**RECORDED INFORMATION**
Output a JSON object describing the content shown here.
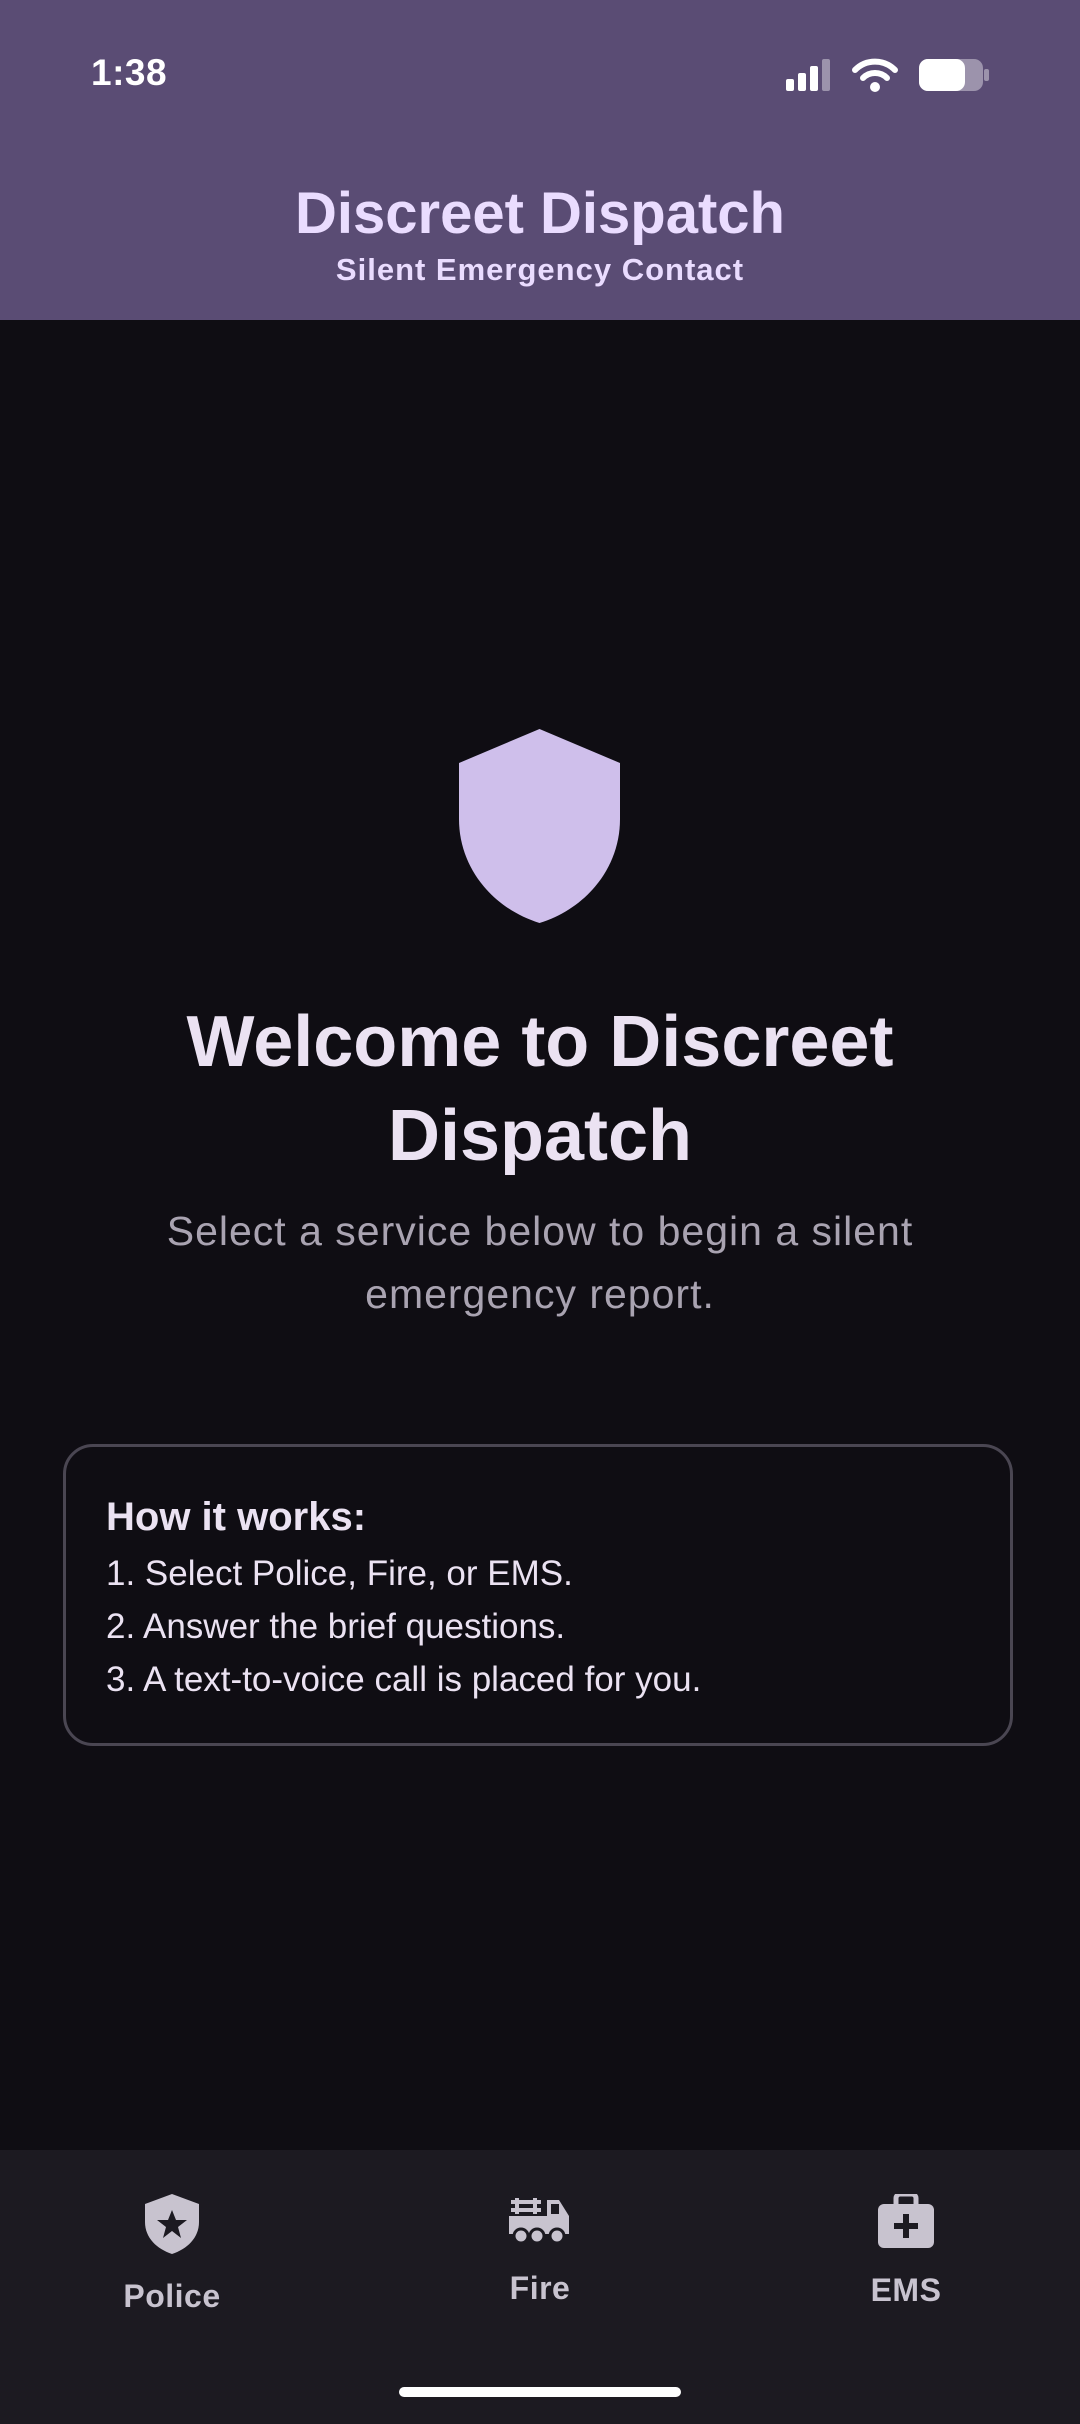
{
  "status_bar": {
    "time": "1:38",
    "icons": [
      "cellular-signal-icon",
      "wifi-icon",
      "battery-icon"
    ]
  },
  "header": {
    "title": "Discreet Dispatch",
    "subtitle": "Silent Emergency Contact"
  },
  "main": {
    "hero_icon": "shield-icon",
    "title": "Welcome to Discreet Dispatch",
    "subtitle": "Select a service below to begin a silent emergency report."
  },
  "how_it_works": {
    "title": "How it works:",
    "steps": [
      "1. Select Police, Fire, or EMS.",
      "2. Answer the brief questions.",
      "3. A text-to-voice call is placed for you."
    ]
  },
  "bottom_nav": {
    "items": [
      {
        "label": "Police",
        "icon": "police-badge-icon"
      },
      {
        "label": "Fire",
        "icon": "fire-truck-icon"
      },
      {
        "label": "EMS",
        "icon": "medical-kit-icon"
      }
    ]
  },
  "colors": {
    "header_bg": "#5a4c74",
    "accent": "#cfbfeb",
    "background": "#0f0d13",
    "nav_bg": "#1c1a21"
  }
}
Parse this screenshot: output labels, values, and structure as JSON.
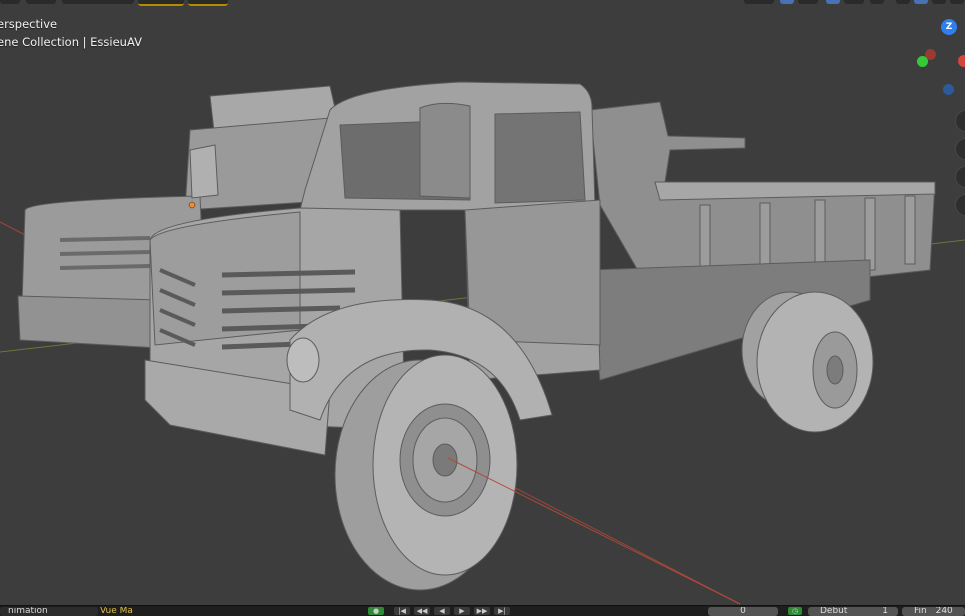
{
  "viewport": {
    "view_mode": "erspective",
    "collection": "ene Collection | EssieuAV"
  },
  "gizmo": {
    "z_label": "Z"
  },
  "colors": {
    "background": "#3d3d3d",
    "gizmo_z": "#2f80ed",
    "gizmo_y": "#7ab02c",
    "gizmo_x": "#d6453c",
    "model": "#9a9a9a"
  },
  "icons": [
    "cursor-icon",
    "grid-icon",
    "shading-solid-icon",
    "hand-icon",
    "zoom-icon",
    "camera-icon"
  ],
  "timeline": {
    "editor_type": "nimation",
    "menu": "Vue  Ma",
    "current_frame": "0",
    "start_label": "Début",
    "start_value": "1",
    "end_label": "Fin",
    "end_value": "240"
  }
}
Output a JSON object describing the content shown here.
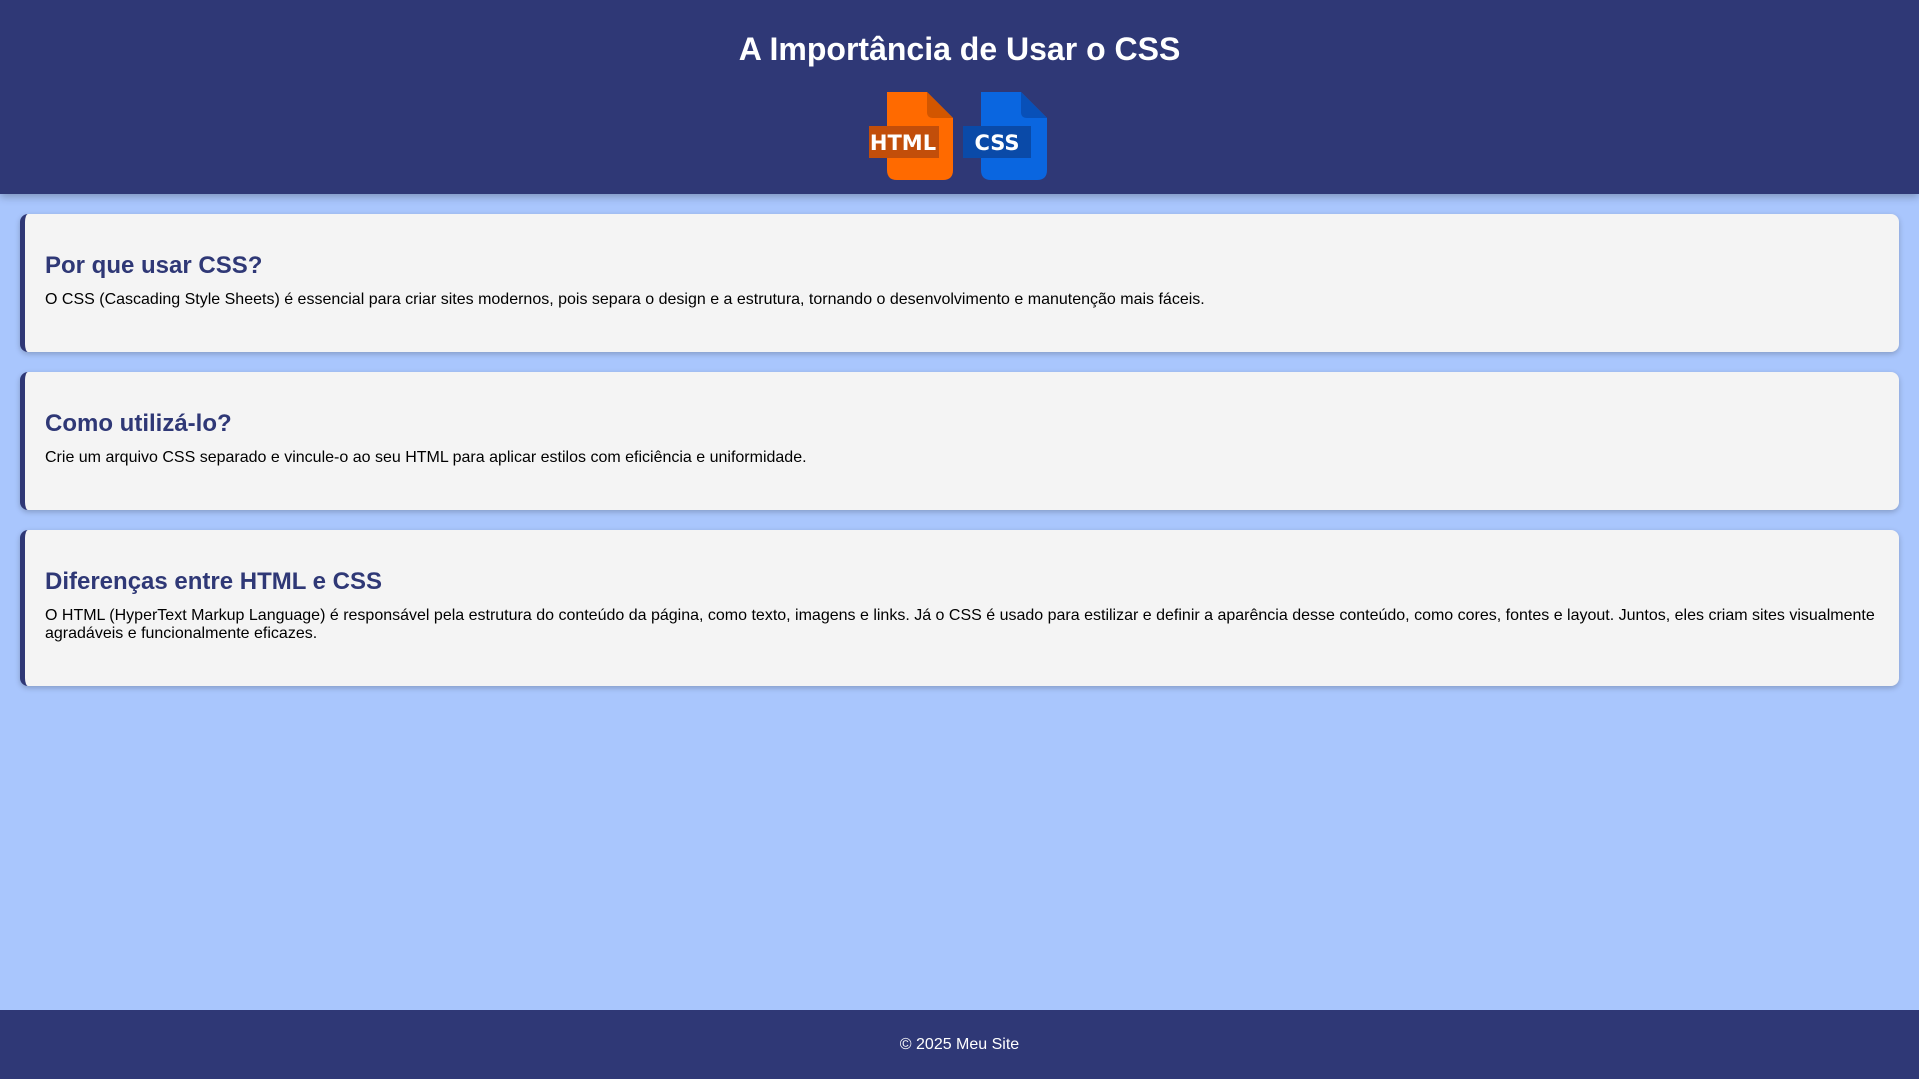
{
  "header": {
    "title": "A Importância de Usar o CSS",
    "logos": [
      {
        "label": "HTML",
        "icon": "html-file-icon",
        "color": "#ff6a00",
        "fold_color": "#d25600",
        "badge_color": "#c24e0a"
      },
      {
        "label": "CSS",
        "icon": "css-file-icon",
        "color": "#0a66e0",
        "fold_color": "#0850b8",
        "badge_color": "#0a4aa8"
      }
    ]
  },
  "sections": [
    {
      "title": "Por que usar CSS?",
      "text": "O CSS (Cascading Style Sheets) é essencial para criar sites modernos, pois separa o design e a estrutura, tornando o desenvolvimento e manutenção mais fáceis."
    },
    {
      "title": "Como utilizá-lo?",
      "text": "Crie um arquivo CSS separado e vincule-o ao seu HTML para aplicar estilos com eficiência e uniformidade."
    },
    {
      "title": "Diferenças entre HTML e CSS",
      "text": "O HTML (HyperText Markup Language) é responsável pela estrutura do conteúdo da página, como texto, imagens e links. Já o CSS é usado para estilizar e definir a aparência desse conteúdo, como cores, fontes e layout. Juntos, eles criam sites visualmente agradáveis e funcionalmente eficazes."
    }
  ],
  "footer": {
    "text": "© 2025 Meu Site"
  },
  "colors": {
    "background": "#a9c6fd",
    "header": "#2f3876",
    "card": "#f4f4f4",
    "heading": "#2f3876"
  }
}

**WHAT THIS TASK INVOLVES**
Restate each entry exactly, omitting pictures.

**ANSWER SECTION**
Output a JSON object describing the content shown here.
{
  "status_bar": {
    "time": "1:38",
    "icons": [
      "cellular-signal-icon",
      "wifi-icon",
      "battery-icon"
    ]
  },
  "header": {
    "title": "Discreet Dispatch",
    "subtitle": "Silent Emergency Contact"
  },
  "main": {
    "hero_icon": "shield-icon",
    "title": "Welcome to Discreet Dispatch",
    "subtitle": "Select a service below to begin a silent emergency report."
  },
  "how_it_works": {
    "title": "How it works:",
    "steps": [
      "1. Select Police, Fire, or EMS.",
      "2. Answer the brief questions.",
      "3. A text-to-voice call is placed for you."
    ]
  },
  "bottom_nav": {
    "items": [
      {
        "label": "Police",
        "icon": "police-badge-icon"
      },
      {
        "label": "Fire",
        "icon": "fire-truck-icon"
      },
      {
        "label": "EMS",
        "icon": "medical-kit-icon"
      }
    ]
  },
  "colors": {
    "header_bg": "#5a4c74",
    "accent": "#cfbfeb",
    "background": "#0f0d13",
    "nav_bg": "#1c1a21"
  }
}
Parse this screenshot: output labels, values, and structure as JSON.
{
  "viewport": {
    "view_mode": "erspective",
    "collection": "ene Collection | EssieuAV"
  },
  "gizmo": {
    "z_label": "Z"
  },
  "colors": {
    "background": "#3d3d3d",
    "gizmo_z": "#2f80ed",
    "gizmo_y": "#7ab02c",
    "gizmo_x": "#d6453c",
    "model": "#9a9a9a"
  },
  "icons": [
    "cursor-icon",
    "grid-icon",
    "shading-solid-icon",
    "hand-icon",
    "zoom-icon",
    "camera-icon"
  ],
  "timeline": {
    "editor_type": "nimation",
    "menu": "Vue  Ma",
    "current_frame": "0",
    "start_label": "Début",
    "start_value": "1",
    "end_label": "Fin",
    "end_value": "240"
  }
}
Output a JSON object describing the content shown here.
{
  "header": {
    "title": "A Importância de Usar o CSS",
    "logos": [
      {
        "label": "HTML",
        "icon": "html-file-icon",
        "color": "#ff6a00",
        "fold_color": "#d25600",
        "badge_color": "#c24e0a"
      },
      {
        "label": "CSS",
        "icon": "css-file-icon",
        "color": "#0a66e0",
        "fold_color": "#0850b8",
        "badge_color": "#0a4aa8"
      }
    ]
  },
  "sections": [
    {
      "title": "Por que usar CSS?",
      "text": "O CSS (Cascading Style Sheets) é essencial para criar sites modernos, pois separa o design e a estrutura, tornando o desenvolvimento e manutenção mais fáceis."
    },
    {
      "title": "Como utilizá-lo?",
      "text": "Crie um arquivo CSS separado e vincule-o ao seu HTML para aplicar estilos com eficiência e uniformidade."
    },
    {
      "title": "Diferenças entre HTML e CSS",
      "text": "O HTML (HyperText Markup Language) é responsável pela estrutura do conteúdo da página, como texto, imagens e links. Já o CSS é usado para estilizar e definir a aparência desse conteúdo, como cores, fontes e layout. Juntos, eles criam sites visualmente agradáveis e funcionalmente eficazes."
    }
  ],
  "footer": {
    "text": "© 2025 Meu Site"
  },
  "colors": {
    "background": "#a9c6fd",
    "header": "#2f3876",
    "card": "#f4f4f4",
    "heading": "#2f3876"
  }
}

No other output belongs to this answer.